By Senior Airman Michelle Patten
Air Force Public Affairs Agency
To see different types of animals in your local area, you may take a trip to your city zoo. However, there are other “animals” people can browse at the National Museum of the U.S. Air Force that made their mark on Air Force history. Can’t make the trip to the museum at Wright-Patterson Air Force Base, Ohio? No worries! We have an exhibit full of Air Force “animals” for you to see right here. Can you think of any other animals serving or making an impact in the Air Force?
The “Camel” was flown during World War I. The British Sopwith Camel F.1 shot down more enemy aircraft than any other WWI fighter. It also was made popular as the aircraft Snoopy flew in the “Peanuts” comic.
One of the most active messenger pigeons in the Army, “John Silver” was wounded in battle. A bullet had torn his breast, bits of shrapnel ripped his tiny body, and his right leg was missing, but the message tube, intact, was hanging by the ligaments of the torn leg. “Stumpy John” is on display in the museum’s Early Years Gallery.

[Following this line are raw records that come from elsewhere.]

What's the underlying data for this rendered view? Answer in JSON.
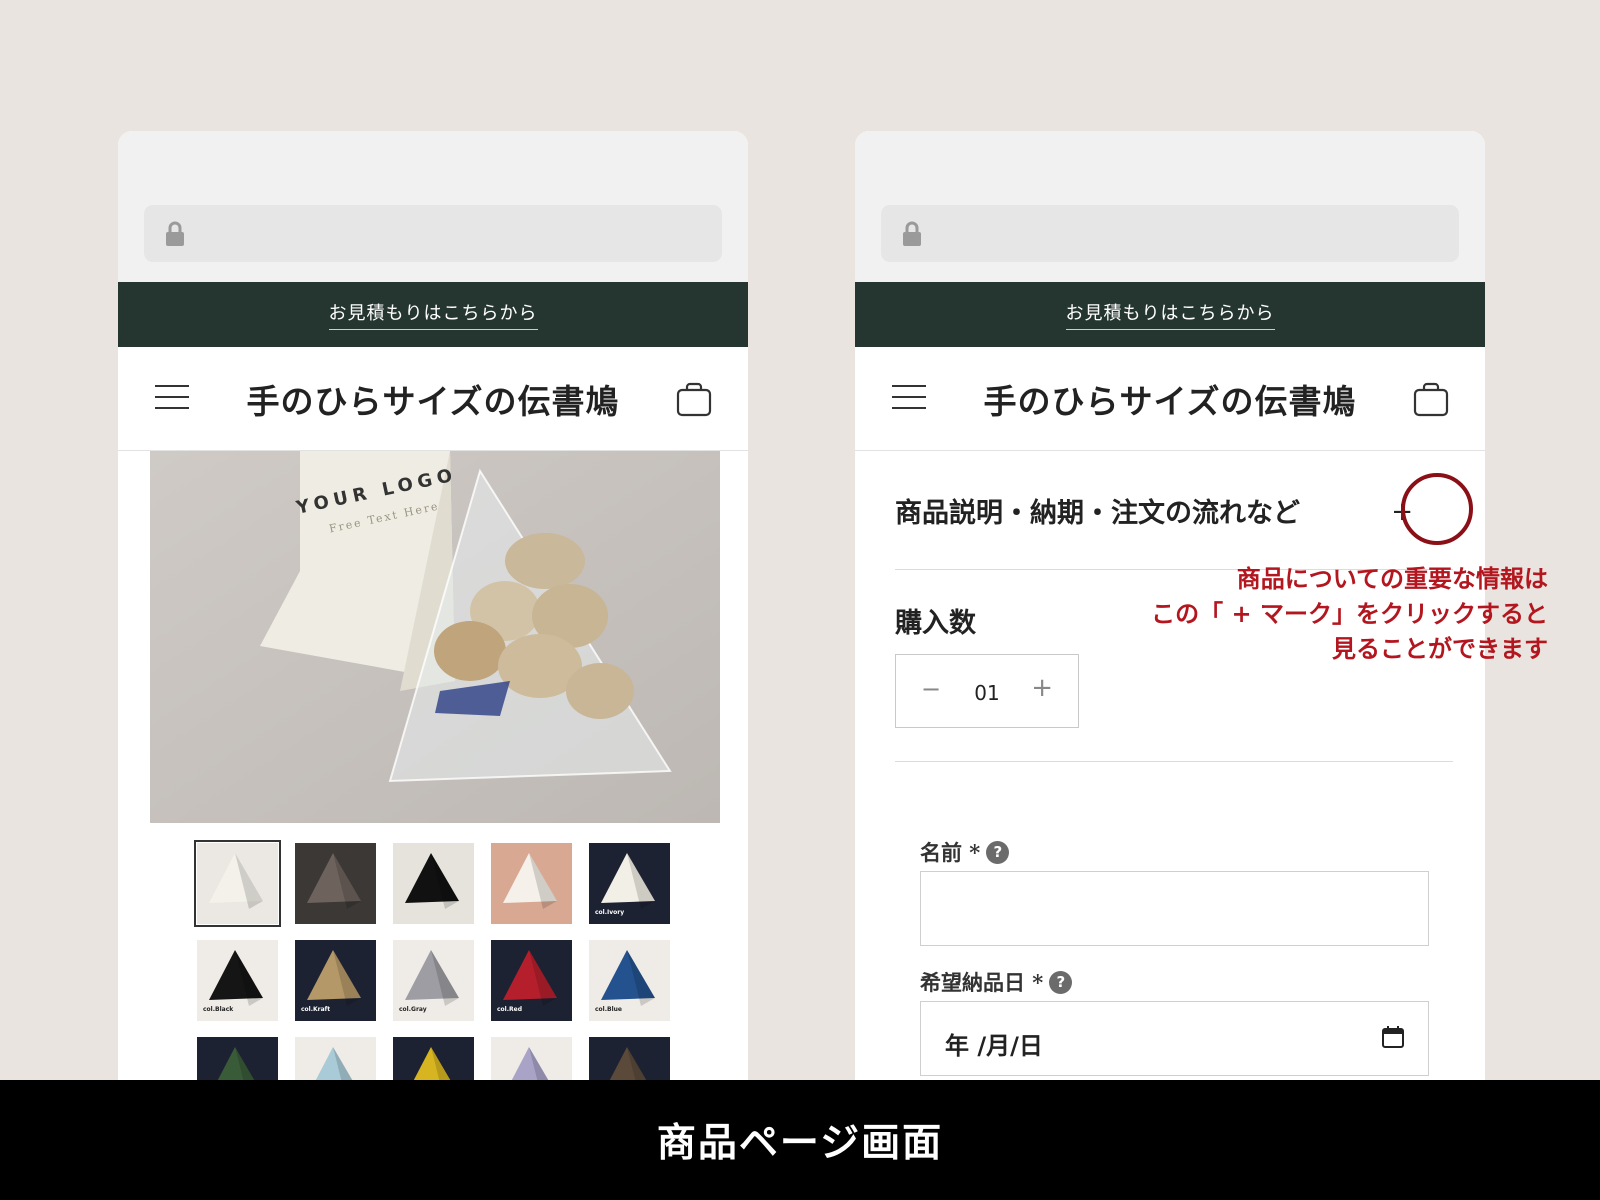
{
  "left_phone": {
    "announcement": "お見積もりはこちらから",
    "site_title": "手のひらサイズの伝書鳩",
    "product_image": {
      "logo_text": "YOUR LOGO",
      "sub_text": "Free Text Here"
    },
    "thumbnails": [
      {
        "label": "",
        "bg": "#ebe7e2",
        "fg": "#f4f1ea",
        "selected": true
      },
      {
        "label": "",
        "bg": "#3b3836",
        "fg": "#6d625c",
        "selected": false
      },
      {
        "label": "",
        "bg": "#e6e2dc",
        "fg": "#111111",
        "selected": false
      },
      {
        "label": "",
        "bg": "#d9a892",
        "fg": "#f5f1ea",
        "selected": false
      },
      {
        "label": "col.Ivory",
        "bg": "#1d2233",
        "fg": "#f2efe6",
        "selected": false
      },
      {
        "label": "col.Black",
        "bg": "#efebe6",
        "fg": "#151515",
        "selected": false
      },
      {
        "label": "col.Kraft",
        "bg": "#1d2233",
        "fg": "#b59868",
        "selected": false
      },
      {
        "label": "col.Gray",
        "bg": "#efebe6",
        "fg": "#9d9da3",
        "selected": false
      },
      {
        "label": "col.Red",
        "bg": "#1d2233",
        "fg": "#b51f2c",
        "selected": false
      },
      {
        "label": "col.Blue",
        "bg": "#efebe6",
        "fg": "#24528e",
        "selected": false
      },
      {
        "label": "",
        "bg": "#1d2233",
        "fg": "#3a5b38",
        "selected": false
      },
      {
        "label": "",
        "bg": "#efebe6",
        "fg": "#a9cbd8",
        "selected": false
      },
      {
        "label": "",
        "bg": "#1d2233",
        "fg": "#d7b520",
        "selected": false
      },
      {
        "label": "",
        "bg": "#efebe6",
        "fg": "#a9a3c8",
        "selected": false
      },
      {
        "label": "",
        "bg": "#1d2233",
        "fg": "#5b4a3a",
        "selected": false
      }
    ]
  },
  "right_phone": {
    "announcement": "お見積もりはこちらから",
    "site_title": "手のひらサイズの伝書鳩",
    "accordion_title": "商品説明・納期・注文の流れなど",
    "accordion_plus": "+",
    "quantity_label": "購入数",
    "quantity": {
      "minus": "−",
      "value": "01",
      "plus": "+"
    },
    "name_label": "名前 *",
    "help_mark": "?",
    "date_label": "希望納品日 *",
    "date_value": "年 /月/日"
  },
  "annotation": {
    "line1": "商品についての重要な情報は",
    "line2": "この「 + マーク」をクリックすると",
    "line3": "見ることができます"
  },
  "caption": "商品ページ画面",
  "colors": {
    "background": "#e9e4df",
    "announcement_bar": "#253630",
    "accent_red": "#b3161e",
    "ring": "#8b0f16"
  }
}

A bird dog tracks the scent of animals. Likewise, the O-1 Bird Dog was used for such tasks as artillery spotting, front-line communications, medical evacuation and pilot training.
The F-22 Raptor, named for the bird of prey known for its keen vision, is the world’s first stealthy air dominance fighter.
The majestic eagle has long been recognized as a symbol of the United States. The F-15 is a twin-engine, high-performance, all-weather air superiority fighter known for its great acceleration and maneuverability.
Unofficially known as the “Blackbird,” the SR-71 is one of the most well-known Air Force aircraft. Throughout its nearly 24-year career, the SR-71 remained the world’s fastest and highest-flying operational aircraft.
Named for a predatory scorpion, the F-89 could locate, intercept and destroy enemy aircraft by day or night under all types of weather conditions.
Aardvarks are known as burrowing, nocturnal animals. The F-111 Aardvark had swept wings and could also fly at very low levels and hit targets in bad weather.
The Cessna UC-78 Bobcat was used as a light transport aircraft.
The De Havilland C-7 Caribou was used primarily for tactical airlift missions from short, unimproved airstrips in forward battle areas during the Southeast Asia War.
Moths might be seen as a nuisance, but the De Havilland DH 82 Tiger Moth was quite popular. During World War II, most Royal Air Force pilots trained in Tiger Moths, including Americans who flew with the Eagle Squadrons before the U.S. entered the war. It is one of a number of models of light aircraft named for moths, in recognition of designer Geoffrey de Havilland’s interest in moths and butterflies.
Mustangs are known as free-ranging horses in the American West. The P-51 Mustang was among the best and most well-known fighters in history, serving in nearly every combat zone during WWII and later during in the Korean War.
The museum’s P-40 has a couple of animal references. Named the Warhawk, the aircraft has a shark mouth. In addition, the insignia painted on the side depicts a tiger – P-40s served with the famed Flying Tigers in China in 1942.
Much like an owl in flight, the Curtiss O-52 Owl was built for observation duties.
“Vittles” the dog flew 131 missions with his owner, 1st Lt. Russ Steber, during the Berlin Airlift. Gen. Curtis LeMay named the dog and ordered the parachute made for him. Vittles, a boxer, accumulated around 2,000 flying hours, but never had to use the parachute.
One of the P-47s in the museum’s World War II Gallery has a pink elephant painted near the propeller. The elephant was a reference to the Disney film “Dumbo,” which was in released in 1941.
Although named after an irritating insect, the British DH 98 Mosquito was quite famous and used extensively during World War II. In the museum’s exhibit, the “Mossie” is being painted with D-Day invasion stripes.
The Grumman OA-12 Duck was used by the U.S. Air Forces’ Air Rescue Service for overwater missions.
Falcons are some of the fastest moving creatures on Earth. In addition to its role as a fighter aircraft, the F-16 Fighting Falcon is used by the Air Force Thunderbirds during their air shows.
Named the Dragonfly, the Sikorsky H-5 gained its greatest fame during the Korean War when it was called upon repeatedly to rescue United Nations’ pilots shot down behind enemy lines and to evacuate wounded personnel from frontline areas.
Curtiss built a long series of fighter aircraft carrying the name “Hawk.” This one is the P-6E on display in the museum’s Early Years Gallery. This aircraft has another animal visible on the side – the great snow owl was the insignia of the 17th Aero Squadron.